After 15 minutes, raise the heat and add the mushrooms. Readjust the heat so that the rice simmers. Cook for about 5 minutes more. During the final cooking, make broth additions judiciously and taste the rice frequently to gauge its progress. When it is nearly done (chewy but not firm in the center) stir in the remaining 4 tblspn butter and make any final corrections of salt and pepper. The risotto should be unified so taht the sauce does not separate form the rice, but should not be so reduced taht the rice becomes thick. The consistency should be nearly pourable. Stir in the fresh herbs and serve in warm bowls.

Monday, June 04, 2007

Mixed Spring Vegetables with Creamy Sherry Vinaigrette

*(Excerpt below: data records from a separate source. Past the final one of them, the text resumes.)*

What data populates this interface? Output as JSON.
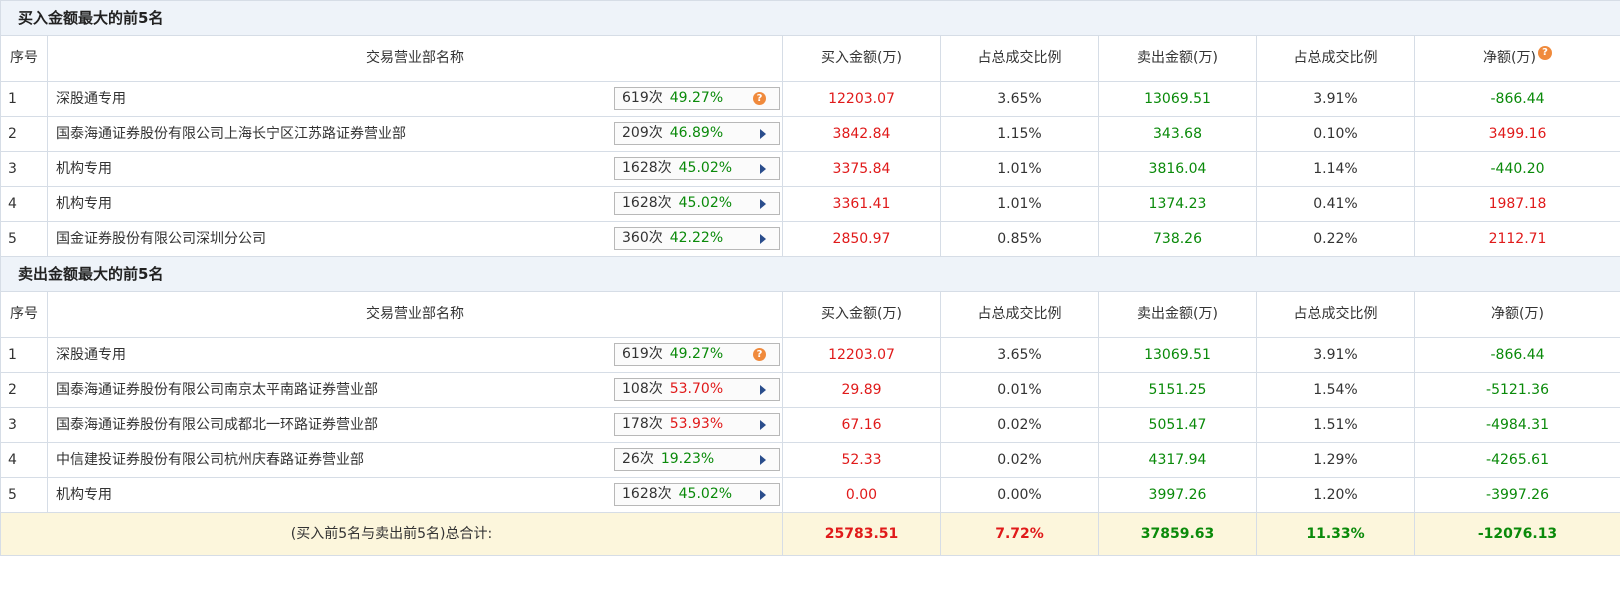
{
  "buy_section": {
    "title": "买入金额最大的前5名",
    "headers": [
      "序号",
      "交易营业部名称",
      "买入金额(万)",
      "占总成交比例",
      "卖出金额(万)",
      "占总成交比例",
      "净额(万)"
    ],
    "net_help_icon": "question-icon",
    "rows": [
      {
        "no": "1",
        "name": "深股通专用",
        "count": "619次",
        "pct": "49.27%",
        "pct_color": "green",
        "icon": "question-icon",
        "buy": "12203.07",
        "buy_ratio": "3.65%",
        "sell": "13069.51",
        "sell_ratio": "3.91%",
        "net": "-866.44",
        "net_color": "green"
      },
      {
        "no": "2",
        "name": "国泰海通证券股份有限公司上海长宁区江苏路证券营业部",
        "count": "209次",
        "pct": "46.89%",
        "pct_color": "green",
        "icon": "play-arrow-icon",
        "buy": "3842.84",
        "buy_ratio": "1.15%",
        "sell": "343.68",
        "sell_ratio": "0.10%",
        "net": "3499.16",
        "net_color": "red"
      },
      {
        "no": "3",
        "name": "机构专用",
        "count": "1628次",
        "pct": "45.02%",
        "pct_color": "green",
        "icon": "play-arrow-icon",
        "buy": "3375.84",
        "buy_ratio": "1.01%",
        "sell": "3816.04",
        "sell_ratio": "1.14%",
        "net": "-440.20",
        "net_color": "green"
      },
      {
        "no": "4",
        "name": "机构专用",
        "count": "1628次",
        "pct": "45.02%",
        "pct_color": "green",
        "icon": "play-arrow-icon",
        "buy": "3361.41",
        "buy_ratio": "1.01%",
        "sell": "1374.23",
        "sell_ratio": "0.41%",
        "net": "1987.18",
        "net_color": "red"
      },
      {
        "no": "5",
        "name": "国金证券股份有限公司深圳分公司",
        "count": "360次",
        "pct": "42.22%",
        "pct_color": "green",
        "icon": "play-arrow-icon",
        "buy": "2850.97",
        "buy_ratio": "0.85%",
        "sell": "738.26",
        "sell_ratio": "0.22%",
        "net": "2112.71",
        "net_color": "red"
      }
    ]
  },
  "sell_section": {
    "title": "卖出金额最大的前5名",
    "headers": [
      "序号",
      "交易营业部名称",
      "买入金额(万)",
      "占总成交比例",
      "卖出金额(万)",
      "占总成交比例",
      "净额(万)"
    ],
    "rows": [
      {
        "no": "1",
        "name": "深股通专用",
        "count": "619次",
        "pct": "49.27%",
        "pct_color": "green",
        "icon": "question-icon",
        "buy": "12203.07",
        "buy_ratio": "3.65%",
        "sell": "13069.51",
        "sell_ratio": "3.91%",
        "net": "-866.44",
        "net_color": "green"
      },
      {
        "no": "2",
        "name": "国泰海通证券股份有限公司南京太平南路证券营业部",
        "count": "108次",
        "pct": "53.70%",
        "pct_color": "red",
        "icon": "play-arrow-icon",
        "buy": "29.89",
        "buy_ratio": "0.01%",
        "sell": "5151.25",
        "sell_ratio": "1.54%",
        "net": "-5121.36",
        "net_color": "green"
      },
      {
        "no": "3",
        "name": "国泰海通证券股份有限公司成都北一环路证券营业部",
        "count": "178次",
        "pct": "53.93%",
        "pct_color": "red",
        "icon": "play-arrow-icon",
        "buy": "67.16",
        "buy_ratio": "0.02%",
        "sell": "5051.47",
        "sell_ratio": "1.51%",
        "net": "-4984.31",
        "net_color": "green"
      },
      {
        "no": "4",
        "name": "中信建投证券股份有限公司杭州庆春路证券营业部",
        "count": "26次",
        "pct": "19.23%",
        "pct_color": "green",
        "icon": "play-arrow-icon",
        "buy": "52.33",
        "buy_ratio": "0.02%",
        "sell": "4317.94",
        "sell_ratio": "1.29%",
        "net": "-4265.61",
        "net_color": "green"
      },
      {
        "no": "5",
        "name": "机构专用",
        "count": "1628次",
        "pct": "45.02%",
        "pct_color": "green",
        "icon": "play-arrow-icon",
        "buy": "0.00",
        "buy_ratio": "0.00%",
        "sell": "3997.26",
        "sell_ratio": "1.20%",
        "net": "-3997.26",
        "net_color": "green"
      }
    ]
  },
  "total": {
    "label": "(买入前5名与卖出前5名)总合计:",
    "buy": "25783.51",
    "buy_ratio": "7.72%",
    "sell": "37859.63",
    "sell_ratio": "11.33%",
    "net": "-12076.13"
  },
  "colors": {
    "red": "#e01a1a",
    "green": "#0a8a0a",
    "header_bg": "#eef3f9",
    "total_bg": "#fcf6dc",
    "icon_orange": "#f08a3c"
  }
}
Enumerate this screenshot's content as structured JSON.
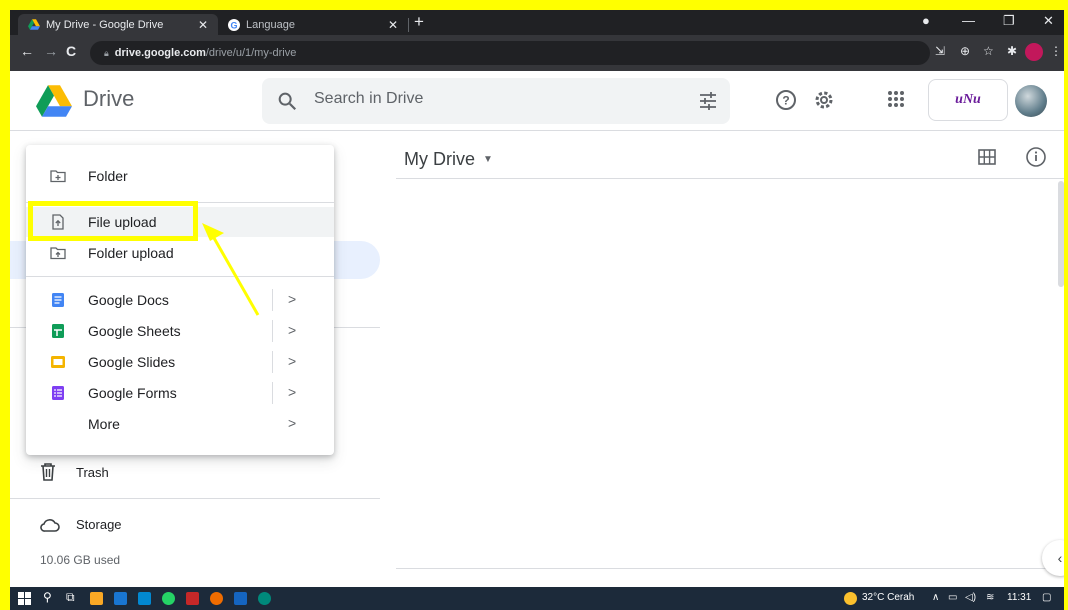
{
  "browser": {
    "tabs": [
      {
        "title": "My Drive - Google Drive",
        "active": true
      },
      {
        "title": "Language",
        "active": false
      }
    ],
    "url_host": "drive.google.com",
    "url_path": "/drive/u/1/my-drive"
  },
  "header": {
    "app_name": "Drive",
    "search_placeholder": "Search in Drive",
    "account_logo": "uNu"
  },
  "menu": {
    "items": [
      {
        "label": "Folder",
        "icon": "folder-plus-icon"
      },
      {
        "label": "File upload",
        "icon": "file-upload-icon"
      },
      {
        "label": "Folder upload",
        "icon": "folder-upload-icon"
      },
      {
        "label": "Google Docs",
        "icon": "docs-icon",
        "color": "#4285f4"
      },
      {
        "label": "Google Sheets",
        "icon": "sheets-icon",
        "color": "#0f9d58"
      },
      {
        "label": "Google Slides",
        "icon": "slides-icon",
        "color": "#f4b400"
      },
      {
        "label": "Google Forms",
        "icon": "forms-icon",
        "color": "#7e3ff2"
      },
      {
        "label": "More"
      }
    ],
    "arrow": ">"
  },
  "sidebar": {
    "trash_label": "Trash",
    "storage_label": "Storage",
    "storage_used": "10.06 GB used"
  },
  "main": {
    "title": "My Drive"
  },
  "taskbar": {
    "weather": "32°C  Cerah",
    "time": "11:31"
  },
  "colors": {
    "annotation": "#ffff00",
    "accent": "#1a73e8"
  }
}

1 small shallot, minced
1/4 cup sherry vinegar
1/4 cup creme fraiche
1/4 cup extra virgin olive oil
1 tablespoon fresh tarragon, chopped
salt and pepper to taste
2 cups mixed spring vegetables, blanched and shocked (fava beans, carrots, baby potatoes, asparagus)
1 tablespoon snipped chives

Soak the shallot in vinegar for 10 minutes. Whisk in creme fraiche, olive oil and tarragon. Season with salt and pepper. Toss vegetables with vinaigrette and top with chives.

recipe by Carol Cotner Thompson taken from KCRW Good Food

Simple Vinaigrette

1/4 cup wine vinegar (red, white, champagne, sherry)
1 small shallot, minced
3/4 cup extra virgin olive oil
salt and pepper

Dijon mustard
citrus zest
citrus juice
delicate herbs

Soak minced shallots in vinegar for 10 minutes. Whisk in olive oil. Season with salt and pepper.

recipe by Carol Cotner Thompson taken from KCRW Good Food